[YOUR OBJECTIVE]: Your answer is a copy of every line in the records where "title" appears.

··· EXERCISE INPUTS ···

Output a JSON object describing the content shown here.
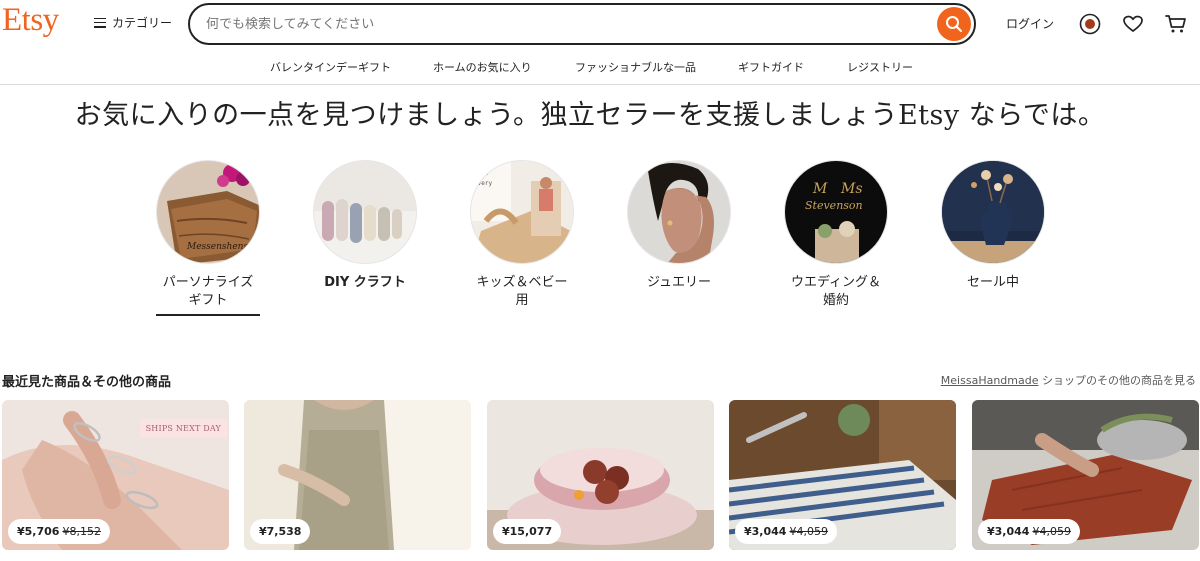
{
  "header": {
    "logo": "Etsy",
    "categories_label": "カテゴリー",
    "search_placeholder": "何でも検索してみてください",
    "login_label": "ログイン"
  },
  "nav": {
    "items": [
      "バレンタインデーギフト",
      "ホームのお気に入り",
      "ファッショナブルな一品",
      "ギフトガイド",
      "レジストリー"
    ]
  },
  "hero": {
    "title": "お気に入りの一点を見つけましょう。独立セラーを支援しましょうEtsy ならでは。"
  },
  "categories": [
    {
      "label": "パーソナライズ\nギフト",
      "selected": true
    },
    {
      "label": "DIY クラフト",
      "selected": false
    },
    {
      "label": "キッズ＆ベビー\n用",
      "selected": false
    },
    {
      "label": "ジュエリー",
      "selected": false
    },
    {
      "label": "ウエディング＆\n婚約",
      "selected": false
    },
    {
      "label": "セール中",
      "selected": false
    }
  ],
  "recent": {
    "title": "最近見た商品＆その他の商品",
    "shop_name": "MeissaHandmade",
    "shop_suffix": " ショップのその他の商品を見る"
  },
  "products": [
    {
      "price": "¥5,706",
      "original_price": "¥8,152",
      "badge": "SHIPS NEXT DAY"
    },
    {
      "price": "¥7,538",
      "original_price": ""
    },
    {
      "price": "¥15,077",
      "original_price": ""
    },
    {
      "price": "¥3,044",
      "original_price": "¥4,059"
    },
    {
      "price": "¥3,044",
      "original_price": "¥4,059"
    }
  ],
  "colors": {
    "brand": "#f1641e",
    "text": "#222222",
    "muted": "#595959"
  },
  "icons": [
    "menu-icon",
    "search-icon",
    "account-icon",
    "heart-icon",
    "cart-icon"
  ]
}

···

[TASK RESULT]:
    "title": "お気に入りの一点を見つけましょう。独立セラーを支援しましょうEtsy ならでは。"
    "title": "最近見た商品＆その他の商品",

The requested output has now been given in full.